In China, personal information is protected under various laws, including the constitution, and civil and criminal laws. While an overarching personal data protection law has been in the drafting phase since 2003, it is unclear when the law will be enacted. Prior to the changes to Article 253, the scattered data privacy provisions protected a citizen’s right to a general freedom of communication, security and privacy, but did not cover basic personal information. Article 253 helps fill the regulatory void in respect of the protection of basic personal information. In addition, Article 253 provides Chinese courts with an effective tool to scrutinize due diligence and investigation practices conducted in China insofar as such processes involve the collection of “personal information”.
Prior to Humphrey’s indictment, the “standard practice” for conducting an investigation in China involved outsourcing the due diligence investigation to professional due diligence firms, such as Humphrey’s. As a result of the changing laws regarding personal data protection, there will now be more scrutiny on how information regarding Chinese individuals and companies is obtained. Humphrey’s case highlights the risks of holding or relaying personal information of Chinese citizens and demonstrates that companies obtaining such information without proper authorization may face legal penalties, including criminal prosecution. In light of Humphrey’s indictment and China’s changing regulatory landscape, multinational corporations (“MNCs”) that depend on due diligence checks to avoid running afoul of corruption legislation (such as the US Foreign Corrupt Practices Act (the “Act”)) may need to alter investigative techniques to comply with PRC law.

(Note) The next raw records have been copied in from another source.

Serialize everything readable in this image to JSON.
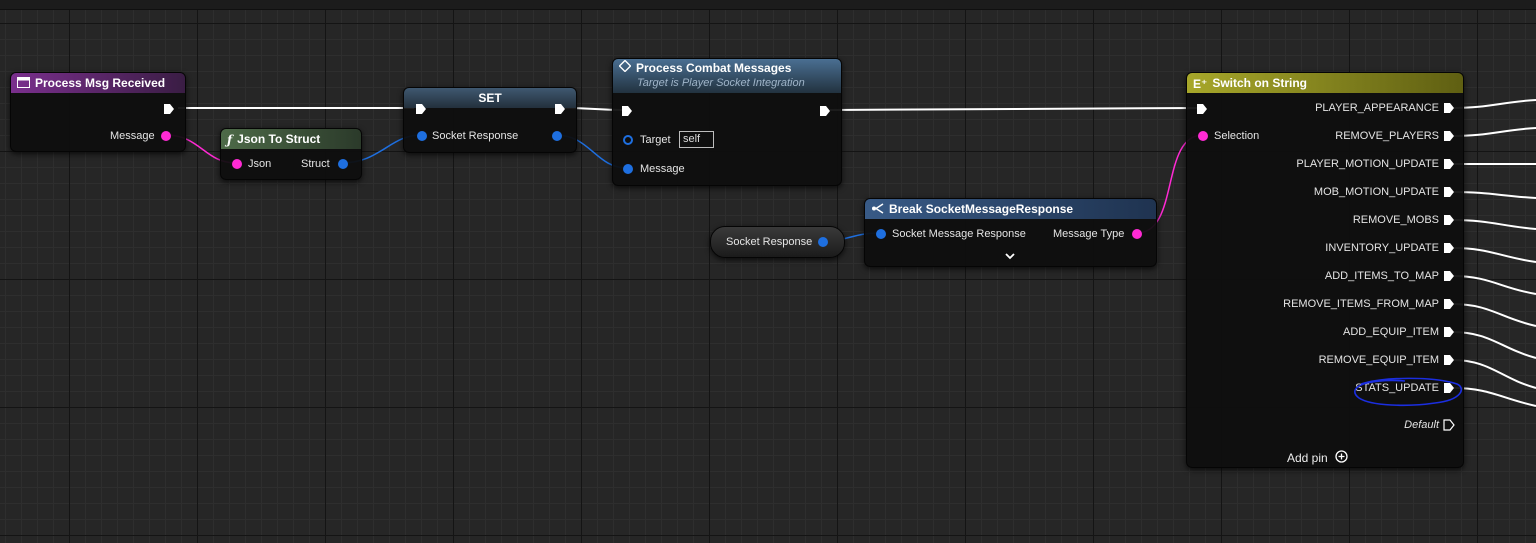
{
  "nodes": {
    "process_msg_received": {
      "title": "Process Msg Received",
      "output_pin": "Message"
    },
    "json_to_struct": {
      "title": "Json To Struct",
      "input_pin": "Json",
      "output_pin": "Struct"
    },
    "set": {
      "title": "SET",
      "input_pin": "Socket Response"
    },
    "process_combat": {
      "title": "Process Combat Messages",
      "subtitle": "Target is Player Socket Integration",
      "target_label": "Target",
      "target_value": "self",
      "message_label": "Message"
    },
    "socket_response_getter": {
      "label": "Socket Response"
    },
    "break_struct": {
      "title": "Break SocketMessageResponse",
      "input_pin": "Socket Message Response",
      "output_pin": "Message Type"
    },
    "switch_on_string": {
      "title": "Switch on String",
      "selection_label": "Selection",
      "cases": [
        "PLAYER_APPEARANCE",
        "REMOVE_PLAYERS",
        "PLAYER_MOTION_UPDATE",
        "MOB_MOTION_UPDATE",
        "REMOVE_MOBS",
        "INVENTORY_UPDATE",
        "ADD_ITEMS_TO_MAP",
        "REMOVE_ITEMS_FROM_MAP",
        "ADD_EQUIP_ITEM",
        "REMOVE_EQUIP_ITEM",
        "STATS_UPDATE"
      ],
      "default_label": "Default",
      "add_pin_label": "Add pin"
    }
  },
  "colors": {
    "exec_wire": "#ffffff",
    "string_wire": "#ff2ad4",
    "struct_wire": "#1e6fe0",
    "event_header": "#6b2a7c",
    "function_header": "#3d5a3b",
    "call_header": "#3e5f7c",
    "switch_header": "#8a8a1a",
    "break_header": "#2f4c72",
    "annotation": "#1b2ee0"
  },
  "icons": {
    "event": "event-node-icon",
    "function": "function-icon",
    "call": "function-call-icon",
    "break": "break-struct-icon",
    "switch": "switch-icon",
    "add": "add-pin-icon",
    "expand": "chevron-down-icon"
  }
}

Conducting investigations in China
Pitfalls and roadblocks in data collection
As noted above, PRC regulations on personal data protection are scattered and complicated, which may pose pitfalls for investigators and anti-corruption professionals that are unfamiliar with PRC law. For example, the existing laws do not have a unified definition of “personal information” in the non-internet context. The absence of clear guidance on what constitutes personal information or other key subject matter creates a layer of uncertainty for an MNCs’ investigation efforts in China. Humphrey and his wife’s case exemplifies this risk, as both admitted they were unaware of the newly enacted laws regulating their industry.
In addition to knowledge of data privacy law, familiarity with local practices and national policies issued by the government is an important component of MNCs’ investigations in China. Before January 2013, due diligence firms were able to freely retrieve corporate records from the Administration of Industry and Commerce (the “AIC”), which is the governmental authority that keeps financial and ownership information on all companies in China. The Chinese government recently restricted access to this information after several media and investment informational companies published sensitive information regarding the fraudulent schemes of Chinese companies and political figures. This restriction has severely impaired the ability for MNCs to conduct comprehensive due diligence on the ownership interests of potential joint-venture partners, merger and acquisition targets, vendors, state-owned entities, foreign officials and politically exposed persons.